I cannot die on every hill. My battles, much like yours, must be chosen with care and fought with craft, with skill, with all the little pieces of me. Strength in numbers prevails, many hands, many hands. But the clarion that calls to thee may not match the resonance of my heart. The bell that calls my spirit to the fore may not be the one that rings for you. I cannot die on every hill. And neither can you, though you may try. Torn asunder, each piece, every moment frantically contributing, calling, pursuing until close and spent. We may be comrades, you and I. But we cannot die on every hill. It is more than should be expected of us.
As I watched the conclusion of Star Trek Discovery’s first season, one phrase came to mind.
“Do the work.”
I think it’s an overriding thematic element that runs through all Star Trek, but it tends to get ground under discussions of starship physics and alien physiology. After all, Starfleet and the Federation are supposed to be the utopian, post scarcity-ideal. They are us, ARRIVED at our best version of humanity.
They did the work.
But static systems, societal or otherwise, are nigh-impossible to create. The “Golden Era” that we often ogle fondly in hindsight is usually just that, a short-lived blip spanning five to ten years. Often shorter, often well-defined only in the history books, that “best version” only comes around after it’s been fought for, after an ideal has been set and reached for.
You have to do the work.
And the work is not easy, or expeditious and sometimes while in pursuit of an ideal, you’re going to get kneecapped by someone who thinks it’s just too much trouble. Throughout this season of Discovery we have seen characters who felt that ideal was nice and all, but ultimately unattainable. It was simpler to get dirty. It “had to be done”.
It’s not always the right work.
But in the end it didn’t help. The dirty work that “had to be done” in order to service the utopian ideal did nothing but drag that ideal closer to the trashbin. It wasn’t until an entire crew put their food down and said “NO”. Until that crew chose the harder path, the more complicated path, the more HUMANE path that we saw Starfleet’s course righted again. Starfleet and the Federation headed back towards that utopia that every one of us fans lionizes and holds dear.
So let me talk a little bit about Campbell’s “heroes journey”. Thanks to Mr. Lucas and a number of other well-known storytellers over the past decades, Campbell’s “heroes journey” has become an easy reference for the uninitiated, a touchstone for critics, for commentary.
The idea of Campbell’s “Monomyth”, the idea that there is one single structure that appears over and over throughout all cultures and narratives is hugely compelling, isn’t it? That ALL humans have this in common, that any story written to fit this heroic structure is going to instantly connect with every member of the human race. Like it’s some kind of built-in genetic proclivity.
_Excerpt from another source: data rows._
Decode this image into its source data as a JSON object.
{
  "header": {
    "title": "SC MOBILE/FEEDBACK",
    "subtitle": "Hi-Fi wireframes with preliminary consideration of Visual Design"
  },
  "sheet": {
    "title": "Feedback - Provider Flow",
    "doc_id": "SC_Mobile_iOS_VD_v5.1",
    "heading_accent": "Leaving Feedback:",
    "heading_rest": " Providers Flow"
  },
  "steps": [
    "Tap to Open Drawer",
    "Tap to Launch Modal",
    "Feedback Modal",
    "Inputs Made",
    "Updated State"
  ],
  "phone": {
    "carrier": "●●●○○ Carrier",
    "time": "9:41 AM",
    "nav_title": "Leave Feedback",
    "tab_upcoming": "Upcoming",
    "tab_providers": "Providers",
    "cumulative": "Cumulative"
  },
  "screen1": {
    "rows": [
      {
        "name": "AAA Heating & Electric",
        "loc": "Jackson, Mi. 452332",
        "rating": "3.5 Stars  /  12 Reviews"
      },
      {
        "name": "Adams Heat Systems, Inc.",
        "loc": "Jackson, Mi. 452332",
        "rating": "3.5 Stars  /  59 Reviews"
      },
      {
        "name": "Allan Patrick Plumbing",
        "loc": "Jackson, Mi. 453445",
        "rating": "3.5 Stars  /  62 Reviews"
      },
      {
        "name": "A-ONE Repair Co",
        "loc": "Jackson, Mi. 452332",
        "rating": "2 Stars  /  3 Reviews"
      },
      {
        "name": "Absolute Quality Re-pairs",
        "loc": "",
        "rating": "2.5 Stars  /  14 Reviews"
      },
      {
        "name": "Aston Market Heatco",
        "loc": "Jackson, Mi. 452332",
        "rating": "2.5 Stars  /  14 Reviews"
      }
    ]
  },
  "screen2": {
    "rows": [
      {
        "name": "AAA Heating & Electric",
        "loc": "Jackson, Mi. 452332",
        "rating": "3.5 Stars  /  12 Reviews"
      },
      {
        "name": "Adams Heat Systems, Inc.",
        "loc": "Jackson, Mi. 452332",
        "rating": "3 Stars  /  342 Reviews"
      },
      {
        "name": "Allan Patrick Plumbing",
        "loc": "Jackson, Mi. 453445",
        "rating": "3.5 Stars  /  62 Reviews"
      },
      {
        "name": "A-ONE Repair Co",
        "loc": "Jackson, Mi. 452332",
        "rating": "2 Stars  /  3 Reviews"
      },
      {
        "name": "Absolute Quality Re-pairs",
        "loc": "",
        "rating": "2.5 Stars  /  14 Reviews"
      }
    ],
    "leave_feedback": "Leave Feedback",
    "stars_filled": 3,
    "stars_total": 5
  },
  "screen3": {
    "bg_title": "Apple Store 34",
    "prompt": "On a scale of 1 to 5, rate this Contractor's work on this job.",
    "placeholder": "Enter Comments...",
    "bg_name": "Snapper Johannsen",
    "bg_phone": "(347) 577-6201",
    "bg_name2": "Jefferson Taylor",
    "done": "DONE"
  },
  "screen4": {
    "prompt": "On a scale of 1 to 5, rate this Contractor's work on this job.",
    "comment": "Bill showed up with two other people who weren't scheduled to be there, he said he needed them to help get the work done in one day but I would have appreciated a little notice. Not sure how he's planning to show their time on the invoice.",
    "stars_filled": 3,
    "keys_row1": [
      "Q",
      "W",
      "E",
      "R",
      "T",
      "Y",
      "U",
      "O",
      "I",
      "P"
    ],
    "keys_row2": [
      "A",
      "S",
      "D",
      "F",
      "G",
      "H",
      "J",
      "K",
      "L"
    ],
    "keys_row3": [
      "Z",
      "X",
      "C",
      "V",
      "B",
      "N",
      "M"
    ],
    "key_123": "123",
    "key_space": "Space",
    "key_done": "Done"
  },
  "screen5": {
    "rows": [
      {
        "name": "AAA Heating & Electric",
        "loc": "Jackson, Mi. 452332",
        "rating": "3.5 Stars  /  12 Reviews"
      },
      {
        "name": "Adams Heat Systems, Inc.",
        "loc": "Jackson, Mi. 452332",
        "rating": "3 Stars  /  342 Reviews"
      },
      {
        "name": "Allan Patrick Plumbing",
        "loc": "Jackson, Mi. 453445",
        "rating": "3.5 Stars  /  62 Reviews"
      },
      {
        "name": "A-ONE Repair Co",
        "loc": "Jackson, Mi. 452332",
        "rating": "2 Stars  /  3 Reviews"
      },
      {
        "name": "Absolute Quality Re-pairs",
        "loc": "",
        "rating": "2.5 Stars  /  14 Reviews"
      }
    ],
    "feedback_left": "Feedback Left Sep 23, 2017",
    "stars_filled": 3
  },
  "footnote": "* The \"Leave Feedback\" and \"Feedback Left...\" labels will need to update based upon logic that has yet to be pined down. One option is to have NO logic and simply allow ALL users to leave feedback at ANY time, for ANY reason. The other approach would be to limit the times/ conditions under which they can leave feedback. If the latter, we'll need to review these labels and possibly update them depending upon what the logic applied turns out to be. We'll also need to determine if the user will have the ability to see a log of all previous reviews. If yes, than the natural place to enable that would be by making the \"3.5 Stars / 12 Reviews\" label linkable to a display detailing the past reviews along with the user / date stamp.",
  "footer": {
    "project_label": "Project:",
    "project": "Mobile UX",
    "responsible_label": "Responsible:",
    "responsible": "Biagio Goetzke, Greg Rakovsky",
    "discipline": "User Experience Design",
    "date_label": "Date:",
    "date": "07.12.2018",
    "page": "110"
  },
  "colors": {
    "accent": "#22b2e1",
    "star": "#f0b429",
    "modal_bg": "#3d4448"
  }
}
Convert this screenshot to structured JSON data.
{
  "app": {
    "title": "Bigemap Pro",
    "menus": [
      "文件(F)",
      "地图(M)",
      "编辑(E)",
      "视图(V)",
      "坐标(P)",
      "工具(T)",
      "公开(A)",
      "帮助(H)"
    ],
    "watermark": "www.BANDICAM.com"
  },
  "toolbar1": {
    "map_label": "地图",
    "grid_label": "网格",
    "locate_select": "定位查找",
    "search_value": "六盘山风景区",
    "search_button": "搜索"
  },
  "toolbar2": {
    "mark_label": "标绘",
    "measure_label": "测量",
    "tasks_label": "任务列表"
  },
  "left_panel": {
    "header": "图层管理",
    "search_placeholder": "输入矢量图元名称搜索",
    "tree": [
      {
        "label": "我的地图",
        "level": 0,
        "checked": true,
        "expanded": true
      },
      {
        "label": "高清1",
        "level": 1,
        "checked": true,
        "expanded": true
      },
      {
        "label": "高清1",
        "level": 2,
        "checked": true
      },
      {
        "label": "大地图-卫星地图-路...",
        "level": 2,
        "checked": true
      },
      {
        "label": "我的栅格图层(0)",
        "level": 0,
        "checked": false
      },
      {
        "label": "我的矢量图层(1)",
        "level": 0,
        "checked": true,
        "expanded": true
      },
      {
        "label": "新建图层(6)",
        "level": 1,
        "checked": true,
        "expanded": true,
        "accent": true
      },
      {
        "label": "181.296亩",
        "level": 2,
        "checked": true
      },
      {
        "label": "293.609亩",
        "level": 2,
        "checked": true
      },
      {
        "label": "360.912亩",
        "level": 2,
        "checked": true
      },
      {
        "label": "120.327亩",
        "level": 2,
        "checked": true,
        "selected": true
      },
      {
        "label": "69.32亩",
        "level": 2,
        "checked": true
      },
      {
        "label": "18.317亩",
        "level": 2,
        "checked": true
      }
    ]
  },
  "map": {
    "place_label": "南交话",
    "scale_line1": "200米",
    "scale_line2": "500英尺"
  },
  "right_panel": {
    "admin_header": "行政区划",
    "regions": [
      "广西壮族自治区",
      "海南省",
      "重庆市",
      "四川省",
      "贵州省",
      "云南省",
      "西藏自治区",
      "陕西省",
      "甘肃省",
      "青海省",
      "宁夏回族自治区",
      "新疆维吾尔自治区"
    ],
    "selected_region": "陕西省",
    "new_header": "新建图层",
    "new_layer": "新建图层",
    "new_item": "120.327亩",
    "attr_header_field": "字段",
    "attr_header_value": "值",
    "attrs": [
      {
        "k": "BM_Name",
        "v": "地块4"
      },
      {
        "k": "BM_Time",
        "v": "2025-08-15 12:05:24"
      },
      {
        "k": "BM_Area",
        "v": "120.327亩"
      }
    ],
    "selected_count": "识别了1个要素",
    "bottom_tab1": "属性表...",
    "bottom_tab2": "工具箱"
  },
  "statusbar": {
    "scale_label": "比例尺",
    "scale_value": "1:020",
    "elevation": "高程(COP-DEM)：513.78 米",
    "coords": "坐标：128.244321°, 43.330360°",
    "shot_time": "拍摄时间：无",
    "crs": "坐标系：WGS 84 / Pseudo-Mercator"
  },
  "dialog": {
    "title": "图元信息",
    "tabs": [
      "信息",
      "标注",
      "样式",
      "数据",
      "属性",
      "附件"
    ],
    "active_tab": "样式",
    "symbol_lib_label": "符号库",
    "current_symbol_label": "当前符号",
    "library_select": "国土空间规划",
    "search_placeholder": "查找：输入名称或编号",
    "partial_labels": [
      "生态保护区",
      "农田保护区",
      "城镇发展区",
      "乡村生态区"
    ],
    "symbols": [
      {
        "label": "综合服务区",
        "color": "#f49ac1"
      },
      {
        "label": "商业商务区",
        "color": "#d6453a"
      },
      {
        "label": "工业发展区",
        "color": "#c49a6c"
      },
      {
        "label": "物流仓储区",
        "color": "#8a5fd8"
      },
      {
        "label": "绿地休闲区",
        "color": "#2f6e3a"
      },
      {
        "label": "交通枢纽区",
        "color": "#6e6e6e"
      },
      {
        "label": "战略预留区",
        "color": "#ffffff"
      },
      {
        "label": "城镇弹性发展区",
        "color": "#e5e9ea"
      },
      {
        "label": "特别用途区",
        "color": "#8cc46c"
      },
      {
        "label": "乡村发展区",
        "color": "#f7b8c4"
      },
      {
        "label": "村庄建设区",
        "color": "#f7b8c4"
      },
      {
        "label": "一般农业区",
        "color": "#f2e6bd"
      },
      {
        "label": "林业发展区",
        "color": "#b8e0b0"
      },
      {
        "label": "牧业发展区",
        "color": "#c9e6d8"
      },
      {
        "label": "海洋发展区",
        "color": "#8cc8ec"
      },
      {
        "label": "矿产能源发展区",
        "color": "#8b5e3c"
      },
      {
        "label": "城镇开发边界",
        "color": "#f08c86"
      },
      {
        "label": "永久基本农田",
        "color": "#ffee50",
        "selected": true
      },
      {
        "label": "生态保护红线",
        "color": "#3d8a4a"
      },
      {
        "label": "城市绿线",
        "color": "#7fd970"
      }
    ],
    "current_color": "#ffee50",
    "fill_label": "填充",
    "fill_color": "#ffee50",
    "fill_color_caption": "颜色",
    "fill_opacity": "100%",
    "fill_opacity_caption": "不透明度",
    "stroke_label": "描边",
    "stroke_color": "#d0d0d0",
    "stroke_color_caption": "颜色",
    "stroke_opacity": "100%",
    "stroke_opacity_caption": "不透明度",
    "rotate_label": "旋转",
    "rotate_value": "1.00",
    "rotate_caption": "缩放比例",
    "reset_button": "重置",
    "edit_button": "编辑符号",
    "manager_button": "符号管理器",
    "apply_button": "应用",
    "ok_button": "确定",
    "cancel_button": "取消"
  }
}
But look, storytelling is a *profession*. Whether you’re penning narratives for Telltale’s latest IP-driven opus, orating in a Hellenic-era amphitheater, or trying to convince the innkeeper that you can keep his rowdy customers entertained long enough to be worth the price of a beer and a corner by the fire, it is a craft. And like all crafts, elements of it become standardized.
Many high-producing authors, writers who crank out multiple books in the year, or journalists who pen ten to twenty pieces per day, have to develop their own process, their own standardized format that they can hang their story on. I would suggest that this is, the fact that storytelling is a business, is the reason the “Hero’s Journey” format still exists.
It serves as a useful tool, a way to frame a narrative in such a fashion that the author knows that the readers will be able to understand it. Most readers have been exposed to it or something very much like it. They may not recognize it as such (much like nobody ever seems to notice that one episode of Colombo that was essentially Macbeth but with early-80’s hair), but they are unconsciously familiar enough to be able to follow the beats. It reduces the workload on a storyteller, they can focus on character building, they can focus on world building, and they can focus on their luscious purple prose without having to worry that the reader will be able to follow the plot.
BUT, as with all such tools, it can become as much of a hindrance as it is a help. Many stories (even different episodes of the same longer storyline) will do better with a different sub-structure, this kind of repetition is an easy way to get Franchise Fatigue. BUT because the “Hero’s Journey” format is such a convenient shortcut when you’re writing to a deadline (or coming up with a story on the fly to keep the innkeeper from making you sleep in the barn) it has been the default setting for a thousand years or more.
But you know, as creatives, (writers, filmmakers, sequential artists and more) part of our job is pushing the envelope. Stories that once were too experimental (the lunatic structure in Inception comes to mind, as does the “everything’s connected” wrap-ups in Dirk Gently) are cropping up more and more. Audiences that are getting tired of sequel-itis (oh look, it’s the same as the first movie, with a different bad-guy and more kissing) are starting to look for more surprises in their storytelling, and anyone still relying too heavily on old, unmodified story structures is going to find themselves in a niche market.